But here we had a new Noonan, turning out the journalistic equivalent of embroidered memorial pillows in an endless, obsessive stream.

Noonan's condition has recently progressed to a new level.

In her October 12 column, Ms. Noonan noted the discovery of a "steel-girder cross" looming from the ruins of the WTC, and saw religious significance in it. This is an understandable observation, rather sweet in its way, like the devotion of people who see Jesus in a bit of frost on the windowpane, or Elvis in a mini-mart. But Noonan has a busy brain, and she followed up with this odd passage:

"If you are of a certain cast of mind, it is of course meaningful that the face of the Evil One seemed to emerge with a roar from the furnace that was Tower One. You have seen the Associated Press photo, and the photos that followed: the evil face roared out of the building with an ugly howl -- and then in a snap of the fingers it lost form and force and disappeared."

I have not seen this apparition. Could someone with a subscription to the Weekly World News please send it to me? Better yet, can you send it to the Pope? Even the claims of Bernadette of Lourdes had to be investigated and approved by the Church before getting the sort of treatment Noonan gave the "face of the Evil One."

Or maybe Noonan, in her own mind, is Bernadette: "I believe this quite literally," she went on to declare. "But then I am experiencing Sept. 11 not as a political event but as a spiritual event" -- in the same sense, I would say, that a lot of people once saw the appearance of Halley's Comet not as a meteorological event, but as a spiritual event.

Of course, Jerry Falwell famously saw WTC as a spiritual event, too, one that flattered his well-known prejudices. But what significance has this spiritual event for Noonan?

Clues are available in her October 19 column. Noonan and her son were standing outside St. Patrick's Cathedral in New York, she writes, and noticed "two 'Mideastern looking men,' as we all now say." (We do?) "They were 25 or 30 years old, dressed in jeans and windbreakers, and they were doing something odd. They were standing together silently videotaping the outside of St. Pat's, top to bottom. We watched them, trying to put what we were seeing together. Tourists? It was a funny time of day for tourists to be videotaping a landmark -- especially when the tourists looked like the guys who'd just a few days before blown up a landmark."

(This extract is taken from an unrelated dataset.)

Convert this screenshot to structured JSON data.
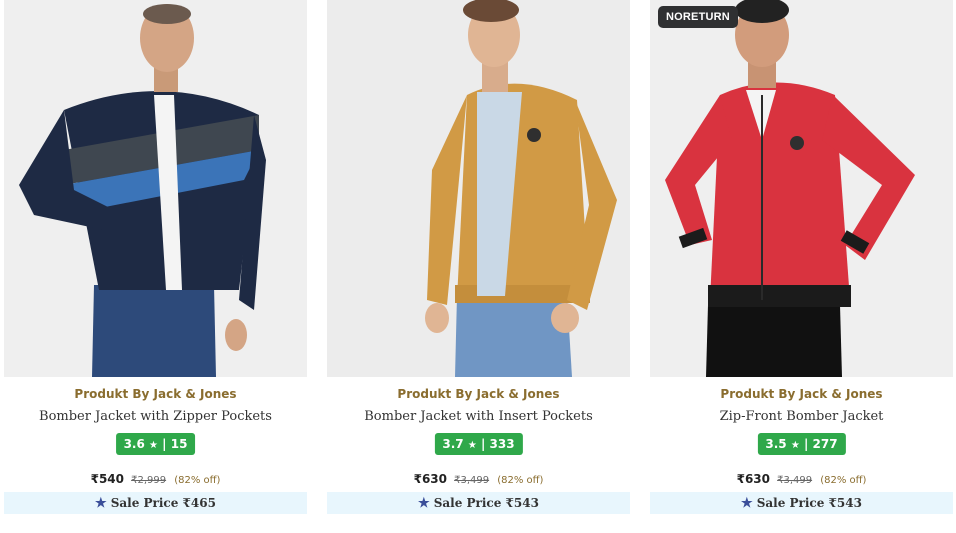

Moments later, the "Mideastern-looking men" walked past Noonan and her son: "We were about 20 feet away from them, and we eyeballed them hard. They stared back at us in what I thought an aggressive manner: a deadeye stare, cold, no nod, no upturned-chin hello."

Let's see now. Two dark-looking fellows are videotaping one of America's greatest tourist attractions and most photographed buildings. (If there were Taliban, couldn't they have just bought some postcards?) A white lady glares at them. Surely they needn't have been terrorists to take offense.

Noonan thinks otherwise. She points to other incidents involving Arabs looking to videotape sensitive locations such as the inside of a petrochemical plant -- a cause for concern, perhaps, because such locations are not videotaped by strangers every day, as the Cathedral is. But this fuels Noonan's paranoia (or, as she would have it, patriotism):

"We know the profile of the bad guys. I think I saw some of them that night across from St. Pat's, and I continue to regret not confronting them, questioning them and, if I had to, tackling them and screaming for help. I could have gotten us all arrested. If they had been innocent tourists I would have apologized, begged their forgiveness and offered to buy them a very nice dinner. If they had not been innocent, I would have helped stop some bad guys. In the past month I have evolved from polite tip-line caller to watchful potential warrior."

If you're standing outside St. Pat's sometime and see a mild-looking, 50ish blond woman glaring at Arabs (or Sikhs or Hindus or whatever they might actually be) with video cameras, wait a bit and you may see an astonishing sight: Peggy Noonan tackling the could-be-terrorists and hollering, "Police!"